Is she imagining it? Have her sleepless nights despatched her over the sting? With onstage cameras rolling, the governess (Lucia Roderique) recounts the eerie episode in “Strange Window: The Turn of the Screw,” a brand new multimedia adaptation by the Obie Award-winning experimental firm the Builders Association. Directed by Marianne Weems, the present arrives on Wednesday, Dec. 12, on the BAM Harvey Theater as a part of the Brooklyn Academy of Music’s Next Wave Festival. LAURA COLLINS-HUGHES

Film: After a Cannes Ovation, ‘Capernaum’ Arrives

Dec. 14.

When Nadine Labaki’s “Capernaum” had its premiere on the Cannes Film Festival in May, it obtained a 15-minute standing ovation and predictions of a Palme d’Or win. (It misplaced out to Hirokazu Koreeda’s “Shoplifters,” however took residence the Jury Prize.)
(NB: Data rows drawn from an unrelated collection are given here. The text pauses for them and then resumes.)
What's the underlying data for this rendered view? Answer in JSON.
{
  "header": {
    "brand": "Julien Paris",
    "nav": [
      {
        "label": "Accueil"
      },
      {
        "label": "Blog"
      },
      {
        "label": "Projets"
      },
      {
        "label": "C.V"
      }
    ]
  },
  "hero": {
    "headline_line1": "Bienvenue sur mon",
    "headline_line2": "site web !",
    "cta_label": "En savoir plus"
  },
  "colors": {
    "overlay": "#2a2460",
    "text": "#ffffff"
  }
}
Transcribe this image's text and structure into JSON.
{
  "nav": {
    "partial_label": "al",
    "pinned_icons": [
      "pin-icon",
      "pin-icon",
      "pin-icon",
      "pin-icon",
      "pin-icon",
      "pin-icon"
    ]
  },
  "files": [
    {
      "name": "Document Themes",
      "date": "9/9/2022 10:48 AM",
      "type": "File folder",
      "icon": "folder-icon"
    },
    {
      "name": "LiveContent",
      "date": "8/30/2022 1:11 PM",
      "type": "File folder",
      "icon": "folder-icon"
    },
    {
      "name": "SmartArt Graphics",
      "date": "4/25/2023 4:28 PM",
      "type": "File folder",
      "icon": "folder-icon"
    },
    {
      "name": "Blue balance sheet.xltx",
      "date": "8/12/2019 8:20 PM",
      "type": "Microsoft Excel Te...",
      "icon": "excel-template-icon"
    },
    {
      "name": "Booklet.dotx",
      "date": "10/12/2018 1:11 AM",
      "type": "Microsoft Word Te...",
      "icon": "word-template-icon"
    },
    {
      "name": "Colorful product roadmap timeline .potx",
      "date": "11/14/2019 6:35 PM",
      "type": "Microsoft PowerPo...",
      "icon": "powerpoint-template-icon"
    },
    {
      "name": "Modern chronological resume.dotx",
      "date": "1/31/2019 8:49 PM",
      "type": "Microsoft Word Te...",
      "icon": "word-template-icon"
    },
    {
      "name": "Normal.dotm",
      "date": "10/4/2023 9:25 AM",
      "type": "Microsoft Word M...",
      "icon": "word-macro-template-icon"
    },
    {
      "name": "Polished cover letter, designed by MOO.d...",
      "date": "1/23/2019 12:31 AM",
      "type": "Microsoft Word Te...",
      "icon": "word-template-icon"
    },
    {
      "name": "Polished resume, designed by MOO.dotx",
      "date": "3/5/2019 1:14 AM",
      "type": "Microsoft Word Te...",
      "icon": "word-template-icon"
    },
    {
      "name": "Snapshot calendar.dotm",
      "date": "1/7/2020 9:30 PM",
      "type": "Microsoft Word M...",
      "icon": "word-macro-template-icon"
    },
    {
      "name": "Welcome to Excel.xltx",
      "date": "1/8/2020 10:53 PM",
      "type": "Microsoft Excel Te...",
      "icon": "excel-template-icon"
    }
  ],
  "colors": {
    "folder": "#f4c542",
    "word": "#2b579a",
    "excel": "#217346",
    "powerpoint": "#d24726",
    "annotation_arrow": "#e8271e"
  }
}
Heart-rending and uncooked, “Capernaum” chronicles the chaotic existence of Zain (Zain Al Rafeea), an impoverished 12-year-old supply boy filled with brooding and bravura in Beirut who’s determined to save lots of his youthful sister Sahar (Haita “Cedra” Izzam) from marriage to a a lot older man. Fleeing his callous mother and father’ overcrowded residence, he finally ends up residing with Rahil (Yordanos Shiferaw), an unlawful immigrant from Ethiopia, and caring for her child. When Zain is sentenced to 5 years in jail for a stabbing, he sues his mom and father for, he says, “giving me life.”

Labaki shot 520 hours of footage throughout six months as she coaxed inhabitants of the town’s slums — together with Zain, a Syrian refugee now resettled together with his household in Norway — into re-enacting their struggles. “Capernaum,” Lebanon’s Oscar entry for finest foreign-language movie, opens in New York and Los Angeles on Friday, Dec. 14, earlier than a nationwide rollout. KATHRYN SHATTUCK

You may also like...